The Belfast Harbour Public Art Commission is offering a £100,000 budget for a new public artwork at the Dargan Entrance to Belfast Harbour estate.

Submission deadline: 11th January 2010

More info:

Monday, 11 May 2009

Channel 4's Big Art in Belfast

Waterworks, Belfast (image source)

Channel 4's Big Art project aims to get the public involved in commissioning, creation and decision-making in public art. The series started on Sunday last (May 10th), and continues on the next three Sundays through May.

One of the sites chosen for a major new artwork was the Waterworks park in North Belfast.
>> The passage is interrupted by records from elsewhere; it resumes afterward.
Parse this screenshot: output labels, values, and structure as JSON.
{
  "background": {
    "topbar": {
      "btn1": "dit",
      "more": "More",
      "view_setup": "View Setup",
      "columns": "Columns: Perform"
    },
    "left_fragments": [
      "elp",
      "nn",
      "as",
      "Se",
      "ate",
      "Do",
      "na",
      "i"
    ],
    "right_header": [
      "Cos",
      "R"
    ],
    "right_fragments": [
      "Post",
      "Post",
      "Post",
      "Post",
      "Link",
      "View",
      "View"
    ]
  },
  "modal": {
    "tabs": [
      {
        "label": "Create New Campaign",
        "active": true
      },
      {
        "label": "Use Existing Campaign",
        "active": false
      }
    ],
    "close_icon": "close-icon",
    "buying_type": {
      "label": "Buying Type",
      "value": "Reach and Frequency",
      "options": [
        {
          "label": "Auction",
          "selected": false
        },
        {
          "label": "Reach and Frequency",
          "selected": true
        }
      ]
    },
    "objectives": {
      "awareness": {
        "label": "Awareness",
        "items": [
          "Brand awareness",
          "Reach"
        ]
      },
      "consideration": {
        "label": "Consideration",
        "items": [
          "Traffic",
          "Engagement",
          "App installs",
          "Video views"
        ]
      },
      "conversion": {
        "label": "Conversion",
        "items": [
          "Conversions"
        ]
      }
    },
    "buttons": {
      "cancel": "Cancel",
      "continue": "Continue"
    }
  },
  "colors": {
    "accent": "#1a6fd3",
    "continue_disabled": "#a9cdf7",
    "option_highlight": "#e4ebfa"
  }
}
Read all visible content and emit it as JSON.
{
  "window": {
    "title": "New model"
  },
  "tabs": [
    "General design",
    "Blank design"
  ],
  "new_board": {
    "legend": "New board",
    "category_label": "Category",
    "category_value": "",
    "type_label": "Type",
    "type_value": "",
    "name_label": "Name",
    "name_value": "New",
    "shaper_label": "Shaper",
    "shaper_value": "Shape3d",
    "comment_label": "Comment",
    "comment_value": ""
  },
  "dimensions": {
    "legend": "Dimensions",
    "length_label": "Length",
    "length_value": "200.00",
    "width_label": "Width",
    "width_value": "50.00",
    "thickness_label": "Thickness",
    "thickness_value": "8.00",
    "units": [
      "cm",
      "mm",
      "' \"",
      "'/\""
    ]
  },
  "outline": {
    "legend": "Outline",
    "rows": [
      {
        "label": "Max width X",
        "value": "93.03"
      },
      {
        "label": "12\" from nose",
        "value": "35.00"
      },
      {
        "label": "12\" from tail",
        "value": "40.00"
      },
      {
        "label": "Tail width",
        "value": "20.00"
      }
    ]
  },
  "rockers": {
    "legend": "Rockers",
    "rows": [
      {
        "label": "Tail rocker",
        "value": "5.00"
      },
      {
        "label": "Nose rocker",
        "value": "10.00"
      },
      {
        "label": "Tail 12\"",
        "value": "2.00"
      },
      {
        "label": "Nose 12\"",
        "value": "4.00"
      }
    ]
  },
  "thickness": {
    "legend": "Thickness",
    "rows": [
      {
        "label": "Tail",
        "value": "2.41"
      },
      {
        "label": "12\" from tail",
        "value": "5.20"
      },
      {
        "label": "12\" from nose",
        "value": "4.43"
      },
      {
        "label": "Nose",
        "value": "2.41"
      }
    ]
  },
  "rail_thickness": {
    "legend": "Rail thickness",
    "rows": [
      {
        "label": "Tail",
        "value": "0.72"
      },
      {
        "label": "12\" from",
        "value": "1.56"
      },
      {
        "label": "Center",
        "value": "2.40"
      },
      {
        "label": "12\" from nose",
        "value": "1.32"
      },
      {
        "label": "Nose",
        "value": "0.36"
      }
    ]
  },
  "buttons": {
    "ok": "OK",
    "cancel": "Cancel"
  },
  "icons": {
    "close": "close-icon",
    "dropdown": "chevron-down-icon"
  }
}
The site was nominated by Katrina Newell of New Lodge Arts, who has been working on the project with local community worker Claire Kelly.

"North Belfast has seen the worst effects of sectarian attacks and violence. You can either sit back and let that happen or you can try to take a step towards getting children to work together." - Katrina Newell

Channel 4: Big Art Project
Channel 4: Big Art Project - Latest news for the North Belfast site
Belfast Telegraph: Waterworks art gets C4 showing

Tuesday, 24 March 2009

Public art design contest for Fountain Street

News from our very own Fountain Street, where DSD are commissioning "an outstanding artist to design and arrange the production, delivery and installation of a major piece of public art to be located in Fountain Street, as part of the Belfast Streets Ahead project. The commission is to create a permanent contemporary landmark as an integrated part of the refurbishment of the Fountain Street area."

The budget is £100,000 with the possibility of an additional £50,000 being allocated.

The deadline for responses is 20 April 2009 - those interested in applying can find more information here.